Party Congress expected to give HK role in development

The 20th National Congress of the Communist Party of China will no doubt readjust development strategies in response to the fast-changing geopolitical situation, including policies concerning Hong Kong’s long-term development under the “one country, two systems” framework. It’s safe to assume the Party Congress will introduce, as part of the updated national development strategy, more supportive policies to offer Hong Kong tailor-made assistance in exploring new economic growth models as well as new growth engines.

The geopolitical situation is worsening as we speak and will adversely affect China, including the special administrative region of Hong Kong. This is reason enough to predict that the central government will increase policy incentives for Hong Kong to quicken and deepen the integration of its own development into the country’s overall development strategy, which is set to strengthen the “dual circulation” growth pattern in the near future. Hong Kong stands to play a bigger role in it and benefit more from it.

Hong Kong enjoys a unique advantage of having the mainland to fall back on, serving as a “superconnector” between the mainland and the rest of the world. This advantage will only grow as the motherland becomes stronger and more prosperous in the years to come, further strengthening Hong Kong’s world-leading status in global finance and trade along the way.

Hong Kong did not become a center of international finance, trade, shipping and professional services naturally or as a blessing from the United Kingdom. Apart from hard work and an enterprising drive by generations of local residents, what has been attracting foreign businesses and capital to Hong Kong is without question the unparalleled Chinese-mainland market, which has created insatiable demands for Hong Kong services, capital and know-how. Had the mainland not launched the epic reform and opening-up strategy back in 1978, Hong Kong would not have had the perfect opportunity to become the world-class financial, trade, shipping and business hub it is today, not to mention the promise of greater development in such areas as sci-tech innovation, high-end health services, and international cultural exchanges, to name just a few.

Hong Kong must keep in mind there is no room for second thoughts when it comes to integrating its own development into the nation’s overall development strategy because the city’s future prosperity and stability depends on it, as has been the case; and the worsening geopolitical situation leaves the Hong Kong Special Administrative Region no choice.

It’s believed that the 20th CPC National Congress will point Hong Kong in a clearer direction of development and entrust it with a bigger role in the nation’s development strategy, especially in the Belt and Road Initiative and the Guangdong-Hong Kong-Macao Greater Bay Area development project. Similarly, Hong Kong is also expected to do more as a “superconnector” in facilitating the “external circulation” of the country’s “dual circulation” growth pattern from now on.

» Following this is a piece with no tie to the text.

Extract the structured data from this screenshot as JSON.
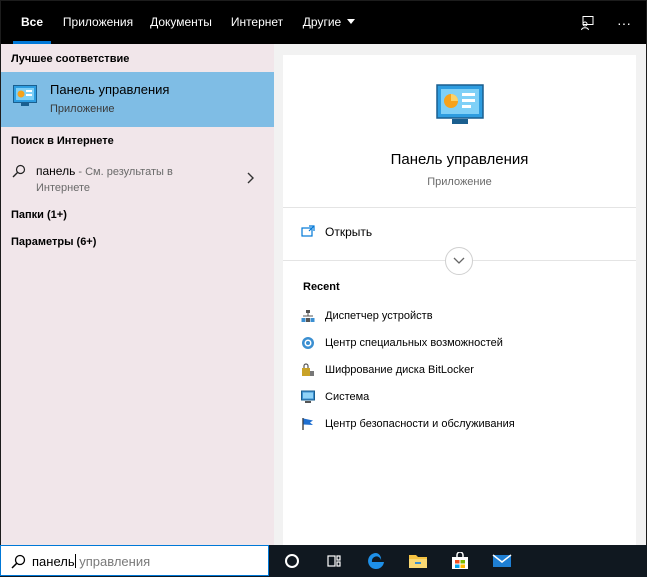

The global economic downturn has impacted all countries, and China is no exception, but the second-largest economy in the world is still a main growth engine of the global economy and will remain so in the foreseeable future. It’s not empty talk but an undeniable fact when we say: “The greatest opportunity for global development lies in China, and the greatest opportunity for Hong Kong’s development lies on the mainland.”

The world is facing great challenges from an unprecedented paradigm shift in global-power balance, but no hostile forces, great or small, can block China’s robust development or derail the great rejuvenation of the Chinese nation. The reform and opening-up strategy has afforded China more than 40 years of fast and extensive development that has greatly built up its national strength. The nation is not only the world’s second-largest economy but also “the world’s factory”, the leading trading partner of dozens of countries, and the second-largest consumer market, second-largest foreign investment destination, and biggest contributor to global economic growth 14 years in a row so far. Its economic aggregate in GDP terms has exceeded 110 trillion yuan ($17.7 trillion), accounting for 18 percent of the world’s total.

It’s safe to say the global economy needs China more than ever to grow, and attempts by hostile forces to decouple with China are bound to fail sooner or later. The British think tank Centre for Economic and Business Research (CEBR) maintains in a recent report that China’s strong development is in sharp contrast to the decline of the US economy, which is why the CEBR expects China to overtake the US as the world’s biggest economy five years sooner than the previous prediction, around the year 2028, to be exact. The CEBR is not alone in making such “bold” predictions, which see China’s quality development as an enormous growth opportunity for the world economy in the years to come. How can Hong Kong afford not to be a significant part of it?

Once the 20th CPC National Congress concludes and lays out an updated development strategy, the nation will no doubt overcome any difficulties and challenges on its way to a brighter future, and Hong Kong is expected to contribute to the country’s modernization drive while building up its own competitiveness and advantages by taking up a more significant role in national development.

The author is a current-affairs commentator.

The views do not necessarily reflect those of China Daily.